## TASK INSTRUCTIONS
Would you work out how many lines below include the word "Gratuits"? Only that number is wanted.

Excerpts from a dataset:
Content starts
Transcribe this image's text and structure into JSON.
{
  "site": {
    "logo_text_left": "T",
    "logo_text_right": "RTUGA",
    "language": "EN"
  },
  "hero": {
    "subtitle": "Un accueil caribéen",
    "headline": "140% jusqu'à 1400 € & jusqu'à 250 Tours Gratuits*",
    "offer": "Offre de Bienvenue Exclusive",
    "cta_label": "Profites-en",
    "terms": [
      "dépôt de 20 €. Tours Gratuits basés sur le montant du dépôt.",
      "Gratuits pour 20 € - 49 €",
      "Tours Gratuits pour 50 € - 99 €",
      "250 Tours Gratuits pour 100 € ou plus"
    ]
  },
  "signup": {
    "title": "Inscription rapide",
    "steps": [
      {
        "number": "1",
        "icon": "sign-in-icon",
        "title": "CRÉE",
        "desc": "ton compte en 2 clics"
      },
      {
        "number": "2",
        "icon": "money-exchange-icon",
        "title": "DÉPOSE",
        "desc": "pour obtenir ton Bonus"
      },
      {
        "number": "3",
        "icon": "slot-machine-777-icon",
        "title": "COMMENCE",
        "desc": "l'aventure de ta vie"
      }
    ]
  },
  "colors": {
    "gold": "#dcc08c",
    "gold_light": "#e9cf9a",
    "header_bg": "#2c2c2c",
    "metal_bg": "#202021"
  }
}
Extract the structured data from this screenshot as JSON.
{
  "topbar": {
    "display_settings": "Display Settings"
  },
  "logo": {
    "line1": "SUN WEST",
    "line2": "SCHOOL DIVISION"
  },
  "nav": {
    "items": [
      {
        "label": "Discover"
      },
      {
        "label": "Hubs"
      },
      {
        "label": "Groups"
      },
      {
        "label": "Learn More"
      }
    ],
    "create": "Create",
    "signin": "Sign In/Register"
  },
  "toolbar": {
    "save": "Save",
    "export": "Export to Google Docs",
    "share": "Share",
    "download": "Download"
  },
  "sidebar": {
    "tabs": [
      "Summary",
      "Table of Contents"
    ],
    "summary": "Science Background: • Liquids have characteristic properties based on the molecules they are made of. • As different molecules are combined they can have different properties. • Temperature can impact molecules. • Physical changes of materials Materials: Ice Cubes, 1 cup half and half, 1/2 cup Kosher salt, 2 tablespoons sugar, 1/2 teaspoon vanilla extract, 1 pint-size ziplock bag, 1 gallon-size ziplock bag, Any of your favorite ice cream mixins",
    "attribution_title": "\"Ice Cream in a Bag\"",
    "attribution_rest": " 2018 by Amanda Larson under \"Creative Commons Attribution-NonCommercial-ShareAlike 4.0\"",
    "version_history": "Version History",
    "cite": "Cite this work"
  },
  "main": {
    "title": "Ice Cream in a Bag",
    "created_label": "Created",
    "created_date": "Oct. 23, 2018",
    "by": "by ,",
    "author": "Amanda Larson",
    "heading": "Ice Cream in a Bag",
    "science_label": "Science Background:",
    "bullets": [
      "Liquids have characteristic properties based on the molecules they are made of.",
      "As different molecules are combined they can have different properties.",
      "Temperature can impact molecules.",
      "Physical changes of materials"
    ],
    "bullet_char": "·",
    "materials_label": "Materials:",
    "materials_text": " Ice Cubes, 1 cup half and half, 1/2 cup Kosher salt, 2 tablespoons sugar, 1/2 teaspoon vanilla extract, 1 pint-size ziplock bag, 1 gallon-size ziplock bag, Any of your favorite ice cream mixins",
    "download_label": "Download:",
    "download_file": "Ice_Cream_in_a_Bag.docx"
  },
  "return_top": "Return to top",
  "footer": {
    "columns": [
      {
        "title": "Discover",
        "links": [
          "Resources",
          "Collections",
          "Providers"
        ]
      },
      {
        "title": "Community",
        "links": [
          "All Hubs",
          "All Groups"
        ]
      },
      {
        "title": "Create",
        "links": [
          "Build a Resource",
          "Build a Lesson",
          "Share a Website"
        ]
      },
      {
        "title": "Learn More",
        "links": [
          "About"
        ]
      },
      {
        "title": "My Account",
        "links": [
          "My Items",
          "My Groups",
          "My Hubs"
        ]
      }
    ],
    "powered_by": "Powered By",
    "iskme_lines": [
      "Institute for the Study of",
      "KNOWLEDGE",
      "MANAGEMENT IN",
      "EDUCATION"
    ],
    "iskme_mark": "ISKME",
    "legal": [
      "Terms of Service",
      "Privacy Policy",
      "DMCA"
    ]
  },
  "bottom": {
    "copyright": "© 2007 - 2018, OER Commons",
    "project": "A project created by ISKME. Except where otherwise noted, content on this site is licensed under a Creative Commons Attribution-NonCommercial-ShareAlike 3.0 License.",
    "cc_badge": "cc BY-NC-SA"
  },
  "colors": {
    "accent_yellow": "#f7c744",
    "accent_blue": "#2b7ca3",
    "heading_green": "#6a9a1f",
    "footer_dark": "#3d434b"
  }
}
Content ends
## WRITTEN RESPONSE
5